Tom Cruise takes on Angelina Jolie in “Maleficent” – not to mention the “X-Men” – starting Wednesday as Warner Bros. rolls out the sci-fi action film “Edge of Tomorrow” in 27 foreign markets ahead of its June 6 opening in the U.S.
The action star and co-star Emily Blunt spent Wednesday on an international promo barnstorm, attending a red-carpet premiere in London (photo above) and an afternoon screening in Paris before heading to New York for an evening event. It was an extraordinary effort, even by the standards of the famously hard-working Cruise, but makes sense given the stakes for the actor and the studio.
Success overseas will be critical if “Edge of Tomorrow” is going to be a winner for Warner Bros. It’s tracking for an opening in the $25 million range domestically, not enough for a movie with a $170 million production budget and a significant marketing campaign. To complicate matters further, it will open against “The Fault In Our Stars,” a $12 million young adult book adaptation that is tracking for a $35 million opening.
This weekend’s debuts for “Edge,” which include the U.K., Germany, Italy and Brazil, represent roughly 35 percent of the eventual international rollout. Fox’s “X-Men: Days of Future Past” will be in its second weekend abroad, and Jolie’s “Maleficent” will be opening.
“We’re excited because we have a great movie, and we think that the word of how well it’s received overseas will only help build momentum domestically,” said Veronika Kwan Vandenberg, president of international distribution at Warner Bros.
Both of Cruise’s most recent box-office outings, “Jack Reacher” and “Oblivion,” did much better overseas than in the U.S. Paramount’s “Jack Reacher,” which had a $60 million production budget, took in $80 million in North America and $138 million from abroad in December 2012. The sci-fi saga “Oblivion,” which cost double that, took in $89 million domestically and $197 million abroad in April 2013 for Universal.

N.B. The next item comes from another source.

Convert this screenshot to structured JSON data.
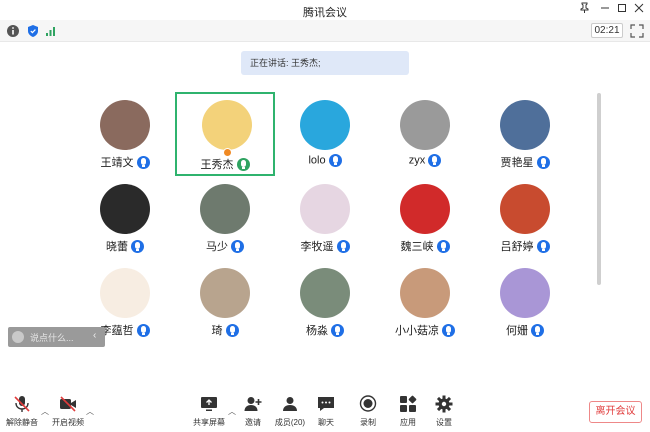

“Edge of Tomorrow” is directed by Doug Liman and features Cruise as a futuristic military officer fighting invading aliens, who finds himself living the same day over and over — and getting stronger each times he dies. It’s based on the novel “All You Need Is Kill” by Japan’s Hiroshi Sakurazaka. Bill Paxton, Brendan Gleeson and Jeremy Piven co-star.
In addition to building the film’s domestic profile, Warner Bros. is hoping to get ahead of soccer’s World Cup with the early rollout. The competition begins on June 12 and typically puts a significant dent in moviegoing for foreign audiences.